▸ TASK PROMPT
If a line in the entries includes "effect", show that line.

▸ Source data
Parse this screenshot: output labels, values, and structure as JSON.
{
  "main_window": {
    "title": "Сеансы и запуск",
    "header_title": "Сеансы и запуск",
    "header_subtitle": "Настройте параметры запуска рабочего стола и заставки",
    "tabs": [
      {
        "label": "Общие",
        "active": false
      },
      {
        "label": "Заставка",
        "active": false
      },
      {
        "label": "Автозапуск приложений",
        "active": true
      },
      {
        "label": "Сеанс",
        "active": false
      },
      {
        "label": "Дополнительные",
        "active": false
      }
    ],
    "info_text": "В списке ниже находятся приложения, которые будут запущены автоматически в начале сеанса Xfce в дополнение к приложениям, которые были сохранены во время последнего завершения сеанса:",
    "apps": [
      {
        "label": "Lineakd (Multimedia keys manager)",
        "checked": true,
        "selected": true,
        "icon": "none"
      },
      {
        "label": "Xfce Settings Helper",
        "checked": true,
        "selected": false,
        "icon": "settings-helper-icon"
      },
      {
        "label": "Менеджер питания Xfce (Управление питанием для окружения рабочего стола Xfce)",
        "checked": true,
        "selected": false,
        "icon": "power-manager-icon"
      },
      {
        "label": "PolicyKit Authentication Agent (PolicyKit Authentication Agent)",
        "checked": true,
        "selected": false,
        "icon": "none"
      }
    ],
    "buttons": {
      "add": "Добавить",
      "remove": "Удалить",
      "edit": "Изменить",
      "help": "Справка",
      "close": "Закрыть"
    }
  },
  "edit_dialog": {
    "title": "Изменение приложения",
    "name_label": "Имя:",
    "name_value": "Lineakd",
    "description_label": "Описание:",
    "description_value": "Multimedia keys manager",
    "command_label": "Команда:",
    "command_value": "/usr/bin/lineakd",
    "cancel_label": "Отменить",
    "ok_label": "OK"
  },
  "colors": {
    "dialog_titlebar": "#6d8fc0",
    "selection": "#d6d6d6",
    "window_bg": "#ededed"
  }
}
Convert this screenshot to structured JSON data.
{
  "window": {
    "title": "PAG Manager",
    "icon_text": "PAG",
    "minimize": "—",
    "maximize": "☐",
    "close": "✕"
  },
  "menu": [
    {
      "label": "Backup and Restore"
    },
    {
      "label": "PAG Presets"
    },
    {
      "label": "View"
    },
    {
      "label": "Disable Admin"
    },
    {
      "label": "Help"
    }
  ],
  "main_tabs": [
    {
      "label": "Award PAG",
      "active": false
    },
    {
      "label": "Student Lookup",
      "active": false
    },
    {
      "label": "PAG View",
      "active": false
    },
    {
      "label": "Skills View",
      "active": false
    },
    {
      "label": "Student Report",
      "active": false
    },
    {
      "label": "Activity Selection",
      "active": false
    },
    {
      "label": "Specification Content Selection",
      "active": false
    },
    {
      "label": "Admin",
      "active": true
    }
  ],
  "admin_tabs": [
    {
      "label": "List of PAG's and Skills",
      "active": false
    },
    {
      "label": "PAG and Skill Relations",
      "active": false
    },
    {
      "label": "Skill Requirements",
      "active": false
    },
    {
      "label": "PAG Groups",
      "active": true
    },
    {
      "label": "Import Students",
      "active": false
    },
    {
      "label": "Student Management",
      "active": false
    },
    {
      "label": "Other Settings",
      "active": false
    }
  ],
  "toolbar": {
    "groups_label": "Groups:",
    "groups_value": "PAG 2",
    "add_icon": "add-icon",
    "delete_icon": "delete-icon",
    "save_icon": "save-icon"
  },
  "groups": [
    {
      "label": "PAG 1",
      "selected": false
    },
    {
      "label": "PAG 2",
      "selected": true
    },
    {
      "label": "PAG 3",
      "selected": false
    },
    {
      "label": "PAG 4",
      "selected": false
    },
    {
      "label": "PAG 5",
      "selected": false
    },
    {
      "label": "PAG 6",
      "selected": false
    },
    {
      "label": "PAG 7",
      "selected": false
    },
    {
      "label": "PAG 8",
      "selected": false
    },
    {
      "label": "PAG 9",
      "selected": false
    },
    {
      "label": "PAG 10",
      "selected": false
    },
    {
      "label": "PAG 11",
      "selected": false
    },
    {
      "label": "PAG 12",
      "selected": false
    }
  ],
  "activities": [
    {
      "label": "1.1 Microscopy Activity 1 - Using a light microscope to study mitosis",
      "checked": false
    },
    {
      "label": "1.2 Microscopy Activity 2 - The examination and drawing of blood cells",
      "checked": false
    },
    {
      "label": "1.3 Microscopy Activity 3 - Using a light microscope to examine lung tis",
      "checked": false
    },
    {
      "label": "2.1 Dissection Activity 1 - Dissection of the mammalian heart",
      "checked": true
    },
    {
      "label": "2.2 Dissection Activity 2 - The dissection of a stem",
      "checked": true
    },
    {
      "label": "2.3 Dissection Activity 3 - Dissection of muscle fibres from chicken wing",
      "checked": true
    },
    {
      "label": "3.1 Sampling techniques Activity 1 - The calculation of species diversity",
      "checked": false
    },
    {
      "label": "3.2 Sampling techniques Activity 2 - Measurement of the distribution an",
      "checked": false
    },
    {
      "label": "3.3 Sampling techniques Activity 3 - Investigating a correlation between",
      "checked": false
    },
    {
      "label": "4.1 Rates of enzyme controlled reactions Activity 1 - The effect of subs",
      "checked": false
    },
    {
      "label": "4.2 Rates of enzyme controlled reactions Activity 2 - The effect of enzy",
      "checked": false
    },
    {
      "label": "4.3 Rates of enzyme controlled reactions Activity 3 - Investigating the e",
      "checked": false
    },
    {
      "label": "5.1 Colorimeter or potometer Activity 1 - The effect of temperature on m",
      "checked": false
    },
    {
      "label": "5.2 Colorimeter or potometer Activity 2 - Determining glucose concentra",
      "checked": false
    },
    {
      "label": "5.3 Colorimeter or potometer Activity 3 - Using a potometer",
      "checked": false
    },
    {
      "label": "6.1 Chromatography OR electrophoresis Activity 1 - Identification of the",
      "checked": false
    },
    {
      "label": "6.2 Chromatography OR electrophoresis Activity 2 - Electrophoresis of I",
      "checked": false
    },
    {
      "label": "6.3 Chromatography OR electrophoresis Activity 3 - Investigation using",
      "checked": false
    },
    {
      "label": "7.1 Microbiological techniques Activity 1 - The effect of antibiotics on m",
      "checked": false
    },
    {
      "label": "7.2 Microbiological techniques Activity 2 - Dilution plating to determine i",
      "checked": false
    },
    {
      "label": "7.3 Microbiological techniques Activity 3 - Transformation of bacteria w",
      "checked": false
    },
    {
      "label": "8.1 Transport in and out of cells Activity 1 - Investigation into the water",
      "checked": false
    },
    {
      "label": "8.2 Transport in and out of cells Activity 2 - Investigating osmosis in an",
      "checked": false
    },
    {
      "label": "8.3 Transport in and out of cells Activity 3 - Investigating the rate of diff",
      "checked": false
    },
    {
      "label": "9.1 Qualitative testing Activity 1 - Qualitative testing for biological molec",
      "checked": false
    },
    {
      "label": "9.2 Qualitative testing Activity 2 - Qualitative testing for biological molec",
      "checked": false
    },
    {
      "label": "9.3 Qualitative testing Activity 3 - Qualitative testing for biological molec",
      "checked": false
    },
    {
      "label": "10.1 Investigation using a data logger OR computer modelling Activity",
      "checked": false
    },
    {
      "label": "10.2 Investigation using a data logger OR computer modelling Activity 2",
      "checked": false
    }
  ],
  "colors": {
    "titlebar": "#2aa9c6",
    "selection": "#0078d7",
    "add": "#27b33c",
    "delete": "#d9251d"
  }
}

▸ RESPONSE BOX
      "label": "4.1 Rates of enzyme controlled reactions Activity 1 - The effect of subs",
      "label": "4.2 Rates of enzyme controlled reactions Activity 2 - The effect of enzy",
      "label": "5.1 Colorimeter or potometer Activity 1 - The effect of temperature on m",
      "label": "7.1 Microbiological techniques Activity 1 - The effect of antibiotics on m",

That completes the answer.